--- START ---

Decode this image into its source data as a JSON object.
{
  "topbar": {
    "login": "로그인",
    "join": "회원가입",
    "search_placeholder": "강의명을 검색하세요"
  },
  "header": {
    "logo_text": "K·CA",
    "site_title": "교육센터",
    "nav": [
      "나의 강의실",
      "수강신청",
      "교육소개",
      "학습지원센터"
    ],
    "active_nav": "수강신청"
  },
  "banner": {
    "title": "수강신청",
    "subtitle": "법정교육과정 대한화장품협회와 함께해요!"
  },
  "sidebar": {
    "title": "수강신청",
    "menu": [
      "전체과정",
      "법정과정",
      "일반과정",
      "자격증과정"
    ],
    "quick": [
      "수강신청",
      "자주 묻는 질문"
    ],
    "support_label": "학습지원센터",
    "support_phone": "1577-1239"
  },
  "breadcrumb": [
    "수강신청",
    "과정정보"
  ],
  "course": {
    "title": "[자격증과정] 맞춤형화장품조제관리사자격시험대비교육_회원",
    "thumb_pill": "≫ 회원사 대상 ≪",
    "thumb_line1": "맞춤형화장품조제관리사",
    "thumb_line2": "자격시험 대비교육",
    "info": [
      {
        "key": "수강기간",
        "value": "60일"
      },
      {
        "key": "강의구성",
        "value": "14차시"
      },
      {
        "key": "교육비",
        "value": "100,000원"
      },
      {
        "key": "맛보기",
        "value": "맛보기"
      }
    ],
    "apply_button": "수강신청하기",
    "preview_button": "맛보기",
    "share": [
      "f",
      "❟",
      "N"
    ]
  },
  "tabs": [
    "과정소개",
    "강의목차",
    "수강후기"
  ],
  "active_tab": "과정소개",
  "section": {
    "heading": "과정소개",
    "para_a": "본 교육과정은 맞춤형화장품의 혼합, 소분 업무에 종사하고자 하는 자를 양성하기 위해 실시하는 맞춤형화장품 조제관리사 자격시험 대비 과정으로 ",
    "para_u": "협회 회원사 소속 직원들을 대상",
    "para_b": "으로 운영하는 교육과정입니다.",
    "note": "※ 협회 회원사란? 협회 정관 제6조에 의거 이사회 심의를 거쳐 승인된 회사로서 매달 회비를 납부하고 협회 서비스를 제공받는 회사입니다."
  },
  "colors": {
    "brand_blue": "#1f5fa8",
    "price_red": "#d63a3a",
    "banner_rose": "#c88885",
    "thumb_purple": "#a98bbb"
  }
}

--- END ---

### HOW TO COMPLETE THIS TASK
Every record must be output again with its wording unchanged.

### EXERCISE ANSWER
Decode this image into its source data as a JSON object.
{
  "topbar": {
    "login": "로그인",
    "join": "회원가입",
    "search_placeholder": "강의명을 검색하세요"
  },
  "header": {
    "logo_text": "K·CA",
    "site_title": "교육센터",
    "nav": [
      "나의 강의실",
      "수강신청",
      "교육소개",
      "학습지원센터"
    ],
    "active_nav": "수강신청"
  },
  "banner": {
    "title": "수강신청",
    "subtitle": "법정교육과정 대한화장품협회와 함께해요!"
  },
  "sidebar": {
    "title": "수강신청",
    "menu": [
      "전체과정",
      "법정과정",
      "일반과정",
      "자격증과정"
    ],
    "quick": [
      "수강신청",
      "자주 묻는 질문"
    ],
    "support_label": "학습지원센터",
    "support_phone": "1577-1239"
  },
  "breadcrumb": [
    "수강신청",
    "과정정보"
  ],
  "course": {
    "title": "[자격증과정] 맞춤형화장품조제관리사자격시험대비교육_회원",
    "thumb_pill": "≫ 회원사 대상 ≪",
    "thumb_line1": "맞춤형화장품조제관리사",
    "thumb_line2": "자격시험 대비교육",
    "info": [
      {
        "key": "수강기간",
        "value": "60일"
      },
      {
        "key": "강의구성",
        "value": "14차시"
      },
      {
        "key": "교육비",
        "value": "100,000원"
      },
      {
        "key": "맛보기",
        "value": "맛보기"
      }
    ],
    "apply_button": "수강신청하기",
    "preview_button": "맛보기",
    "share": [
      "f",
      "❟",
      "N"
    ]
  },
  "tabs": [
    "과정소개",
    "강의목차",
    "수강후기"
  ],
  "active_tab": "과정소개",
  "section": {
    "heading": "과정소개",
    "para_a": "본 교육과정은 맞춤형화장품의 혼합, 소분 업무에 종사하고자 하는 자를 양성하기 위해 실시하는 맞춤형화장품 조제관리사 자격시험 대비 과정으로 ",
    "para_u": "협회 회원사 소속 직원들을 대상",
    "para_b": "으로 운영하는 교육과정입니다.",
    "note": "※ 협회 회원사란? 협회 정관 제6조에 의거 이사회 심의를 거쳐 승인된 회사로서 매달 회비를 납부하고 협회 서비스를 제공받는 회사입니다."
  },
  "colors": {
    "brand_blue": "#1f5fa8",
    "price_red": "#d63a3a",
    "banner_rose": "#c88885",
    "thumb_purple": "#a98bbb"
  }
}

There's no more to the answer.